“The scariest thing about distance is that you don’t know whether they’ll miss you or forget you.”
― Nicholas Sparks
In my last post I was speaking a bit about the notion of “emotional labor” and whether or not estrangement is “women’s work” – by which I refer to the business of “worrying” about relationships, naming and speaking “feelings” for self and for others, feeling “responsible” to solve and resolve emotional tensions and feeling or bearing a disproportionate amount of blame and shame for being unable to successfully manage these tasks.
I had an email from a man this week, who spoke a bit about how estrangement had happened in his family. I will not get into the particulars of that, other than to say, at a certain point he became aware that when he was unhappy with someone in his family (most often his younger sister and mother) he elected to remove himself from the family. In other words, he “estranged”. This “solution” to emotional difficulties, or to disapproving of something his mother or sister said or did, was cyclical – it had happened many times. Most often, after a period of time, he advised, his sister or mother or both, would seek him out, apologize for the rift, and coax and encourage him back into the family fold.

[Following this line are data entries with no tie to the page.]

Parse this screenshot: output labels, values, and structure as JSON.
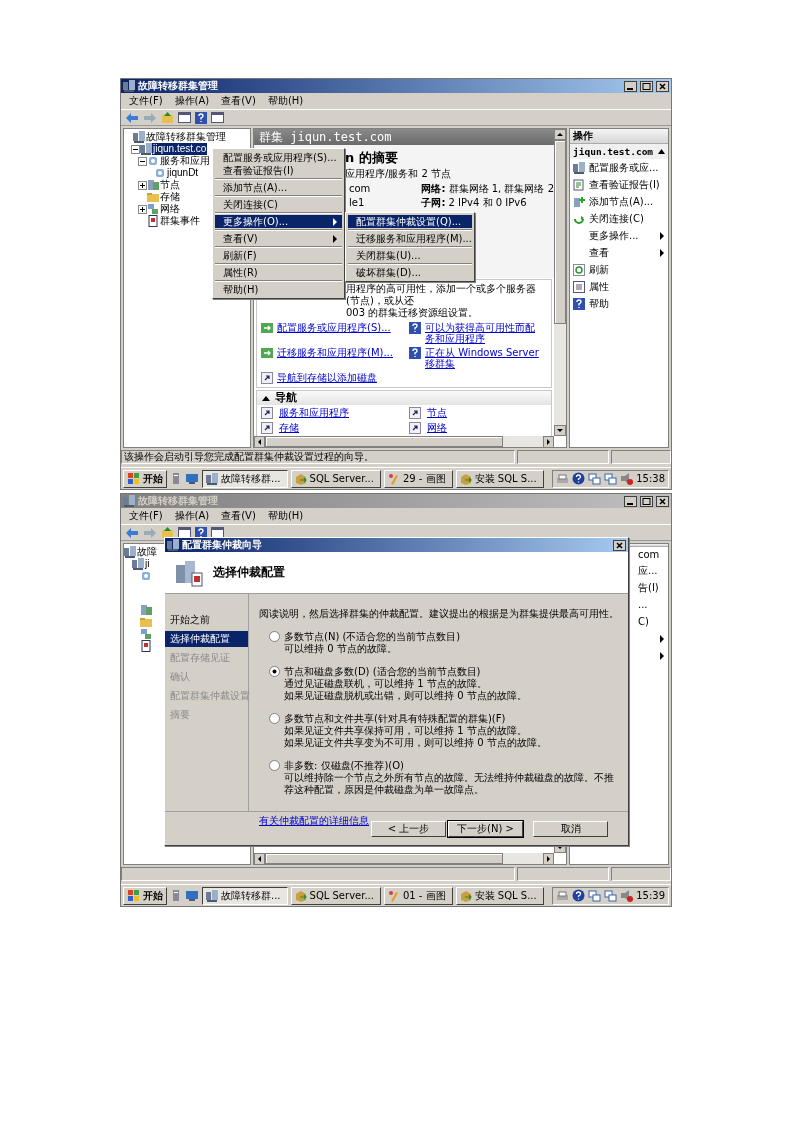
{
  "screenshot_1": {
    "window": {
      "title": "故障转移群集管理",
      "active": true
    },
    "menu": [
      "文件(F)",
      "操作(A)",
      "查看(V)",
      "帮助(H)"
    ],
    "tree": [
      {
        "label": "故障转移群集管理",
        "selected": false,
        "children": [
          {
            "label": "jiqun.test.co",
            "selected": true,
            "expanded": true,
            "children": [
              {
                "label": "服务和应用",
                "selected": false,
                "expanded": true,
                "children": [
                  {
                    "label": "jiqunDt",
                    "selected": false
                  }
                ]
              },
              {
                "label": "节点",
                "selected": false,
                "expanded": false
              },
              {
                "label": "存储",
                "selected": false
              },
              {
                "label": "网络",
                "selected": false,
                "expanded": false
              },
              {
                "label": "群集事件",
                "selected": false
              }
            ]
          }
        ]
      }
    ],
    "center": {
      "header": "群集 jiqun.test.com",
      "summary_title": "n 的摘要",
      "summary_sub": "应用程序/服务和 2 节点",
      "details_left": [
        "com",
        "le1"
      ],
      "details_right": [
        {
          "label": "网络:",
          "value": "群集网络 1, 群集网络 2"
        },
        {
          "label": "子网:",
          "value": "2 IPv4 和 0 IPv6"
        }
      ],
      "config_text": [
        "用程序的高可用性，添加一个或多个服务器(节点)，或从还",
        "003 的群集迁移资源组设置。"
      ],
      "config_links": [
        {
          "kind": "action",
          "lines": [
            "配置服务或应用程序(S)..."
          ]
        },
        {
          "kind": "help",
          "lines": [
            "可以为获得高可用性而配",
            "务和应用程序"
          ]
        },
        {
          "kind": "action",
          "lines": [
            "迁移服务和应用程序(M)..."
          ]
        },
        {
          "kind": "help",
          "lines": [
            "正在从 Windows Server",
            "移群集"
          ]
        },
        {
          "kind": "nav",
          "lines": [
            "导航到存储以添加磁盘"
          ]
        }
      ],
      "nav_title": "导航",
      "nav_expanded": true,
      "nav_links": [
        "服务和应用程序",
        "节点",
        "存储",
        "网络"
      ]
    },
    "actions": {
      "title": "操作",
      "group": "jiqun.test.com",
      "expanded": true,
      "items": [
        {
          "label": "配置服务或应...",
          "submenu": false
        },
        {
          "label": "查看验证报告(I)",
          "submenu": false
        },
        {
          "label": "添加节点(A)...",
          "submenu": false
        },
        {
          "label": "关闭连接(C)",
          "submenu": false
        },
        {
          "label": "更多操作...",
          "submenu": true
        },
        {
          "label": "查看",
          "submenu": true
        },
        {
          "label": "刷新",
          "submenu": false
        },
        {
          "label": "属性",
          "submenu": false
        },
        {
          "label": "帮助",
          "submenu": false
        }
      ]
    },
    "status": "该操作会启动引导您完成配置群集仲裁设置过程的向导。",
    "context_menu": {
      "groups": [
        [
          {
            "label": "配置服务或应用程序(S)...",
            "selected": false,
            "submenu": false
          },
          {
            "label": "查看验证报告(I)",
            "selected": false,
            "submenu": false
          }
        ],
        [
          {
            "label": "添加节点(A)...",
            "selected": false,
            "submenu": false
          }
        ],
        [
          {
            "label": "关闭连接(C)",
            "selected": false,
            "submenu": false
          }
        ],
        [
          {
            "label": "更多操作(O)...",
            "selected": true,
            "submenu": true
          }
        ],
        [
          {
            "label": "查看(V)",
            "selected": false,
            "submenu": true
          }
        ],
        [
          {
            "label": "刷新(F)",
            "selected": false,
            "submenu": false
          }
        ],
        [
          {
            "label": "属性(R)",
            "selected": false,
            "submenu": false
          }
        ],
        [
          {
            "label": "帮助(H)",
            "selected": false,
            "submenu": false
          }
        ]
      ],
      "submenu": [
        {
          "label": "配置群集仲裁设置(Q)...",
          "selected": true
        },
        {
          "label": "迁移服务和应用程序(M)...",
          "selected": false
        },
        {
          "label": "关闭群集(U)...",
          "selected": false
        },
        {
          "label": "破坏群集(D)...",
          "selected": false
        }
      ]
    },
    "taskbar": {
      "start": "开始",
      "tasks": [
        {
          "label": "故障转移群...",
          "selected": true
        },
        {
          "label": "SQL Server...",
          "selected": false
        },
        {
          "label": "29 - 画图",
          "selected": false
        },
        {
          "label": "安装 SQL S...",
          "selected": false
        }
      ],
      "time": "15:38"
    }
  },
  "screenshot_2": {
    "window": {
      "title": "故障转移群集管理",
      "active": false
    },
    "menu": [
      "文件(F)",
      "操作(A)",
      "查看(V)",
      "帮助(H)"
    ],
    "tree_fragments": [
      "故障",
      "ji"
    ],
    "action_fragments": [
      {
        "label": "com",
        "submenu": false
      },
      {
        "label": "应...",
        "submenu": false
      },
      {
        "label": "告(I)",
        "submenu": false
      },
      {
        "label": "...",
        "submenu": false
      },
      {
        "label": "C)",
        "submenu": false
      },
      {
        "submenu": true
      },
      {
        "submenu": true
      }
    ],
    "dialog": {
      "title": "配置群集仲裁向导",
      "heading": "选择仲裁配置",
      "steps": [
        {
          "label": "开始之前",
          "selected": false,
          "disabled": false
        },
        {
          "label": "选择仲裁配置",
          "selected": true,
          "disabled": false
        },
        {
          "label": "配置存储见证",
          "selected": false,
          "disabled": true
        },
        {
          "label": "确认",
          "selected": false,
          "disabled": true
        },
        {
          "label": "配置群集仲裁设置",
          "selected": false,
          "disabled": true
        },
        {
          "label": "摘要",
          "selected": false,
          "disabled": true
        }
      ],
      "intro": "阅读说明，然后选择群集的仲裁配置。建议提出的根据是为群集提供最高可用性。",
      "options": [
        {
          "label": "多数节点(N) (不适合您的当前节点数目)",
          "selected": false,
          "description": [
            "可以维持 0 节点的故障。"
          ]
        },
        {
          "label": "节点和磁盘多数(D) (适合您的当前节点数目)",
          "selected": true,
          "description": [
            "通过见证磁盘联机，可以维持 1 节点的故障。",
            "如果见证磁盘脱机或出错，则可以维持 0 节点的故障。"
          ]
        },
        {
          "label": "多数节点和文件共享(针对具有特殊配置的群集)(F)",
          "selected": false,
          "description": [
            "如果见证文件共享保持可用，可以维持 1 节点的故障。",
            "如果见证文件共享变为不可用，则可以维持 0 节点的故障。"
          ]
        },
        {
          "label": "非多数: 仅磁盘(不推荐)(O)",
          "selected": false,
          "description": [
            "可以维持除一个节点之外所有节点的故障。无法维持仲裁磁盘的故障。不推荐这种配置，原因是仲裁磁盘为单一故障点。"
          ]
        }
      ],
      "link": "有关仲裁配置的详细信息",
      "buttons": [
        {
          "label": "< 上一步",
          "default": false
        },
        {
          "label": "下一步(N) >",
          "default": true
        },
        {
          "label": "取消",
          "default": false
        }
      ]
    },
    "taskbar": {
      "start": "开始",
      "tasks": [
        {
          "label": "故障转移群...",
          "selected": true
        },
        {
          "label": "SQL Server...",
          "selected": false
        },
        {
          "label": "01 - 画图",
          "selected": false
        },
        {
          "label": "安装 SQL S...",
          "selected": false
        }
      ],
      "time": "15:39"
    }
  }
}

He agreed with the content of my previous post, and advised he had indeed, thought of this as “women’s work”, a job he simply expected the women in his family to do. “I never went looking for them” AND he never intended to stay gone forever. He knew his mother and sister would sort it out. (To his credit, he appeared quite sheepish about this).

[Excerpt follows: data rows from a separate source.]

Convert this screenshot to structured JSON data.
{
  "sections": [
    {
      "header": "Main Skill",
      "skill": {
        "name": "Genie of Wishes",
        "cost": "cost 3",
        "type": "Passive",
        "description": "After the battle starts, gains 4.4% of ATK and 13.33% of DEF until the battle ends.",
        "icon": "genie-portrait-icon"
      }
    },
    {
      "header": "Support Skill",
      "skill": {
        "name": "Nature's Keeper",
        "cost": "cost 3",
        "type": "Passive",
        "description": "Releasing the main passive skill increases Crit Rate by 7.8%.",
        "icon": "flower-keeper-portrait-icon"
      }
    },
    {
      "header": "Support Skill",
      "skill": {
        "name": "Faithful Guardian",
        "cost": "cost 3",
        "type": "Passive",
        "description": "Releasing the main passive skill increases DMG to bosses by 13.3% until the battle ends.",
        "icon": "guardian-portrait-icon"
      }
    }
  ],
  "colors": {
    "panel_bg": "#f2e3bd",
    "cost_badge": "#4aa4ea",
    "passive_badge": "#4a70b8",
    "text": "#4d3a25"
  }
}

I’m a little curious about this story – I don’t think for a moment that it is respresentative of all men by any stretch, or of all women. At the same time, his words made explicit a theme that I have seen pop up from time to time in my work. I call it “pursuit and distance”.

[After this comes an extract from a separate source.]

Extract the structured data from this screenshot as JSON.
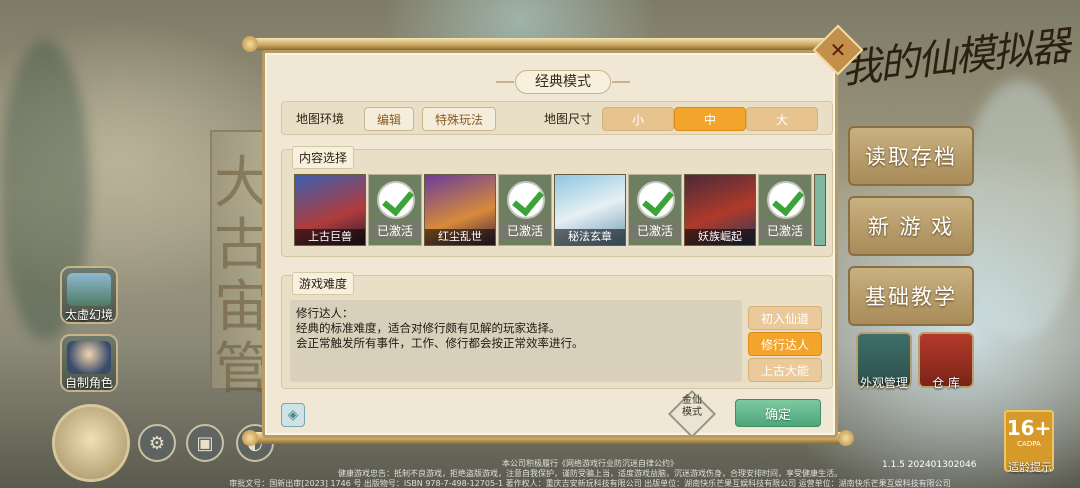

I note that pursuit and distance is not just limited to interactions between men and women, but also note it does seem perniciously present in male/female relationships; or maybe simply it is a reflection of power imbalances, typified by one person being more invested, or caring more about the outcome of the relationship. (Some) men manage emotional tension by distancing or removing themselves, (some) women manage the same tension by seeking increased connection and closeness. It seems women are more likely to “fetch” the relationship back in part because they are more invested in the success of relationship — it’s their “job”.
What happens when/if women stop taking on the responsibility to pursue and repair relationships? What happens when the dog (regardless of gender) won’t fetch? What might this have to do with estrangement?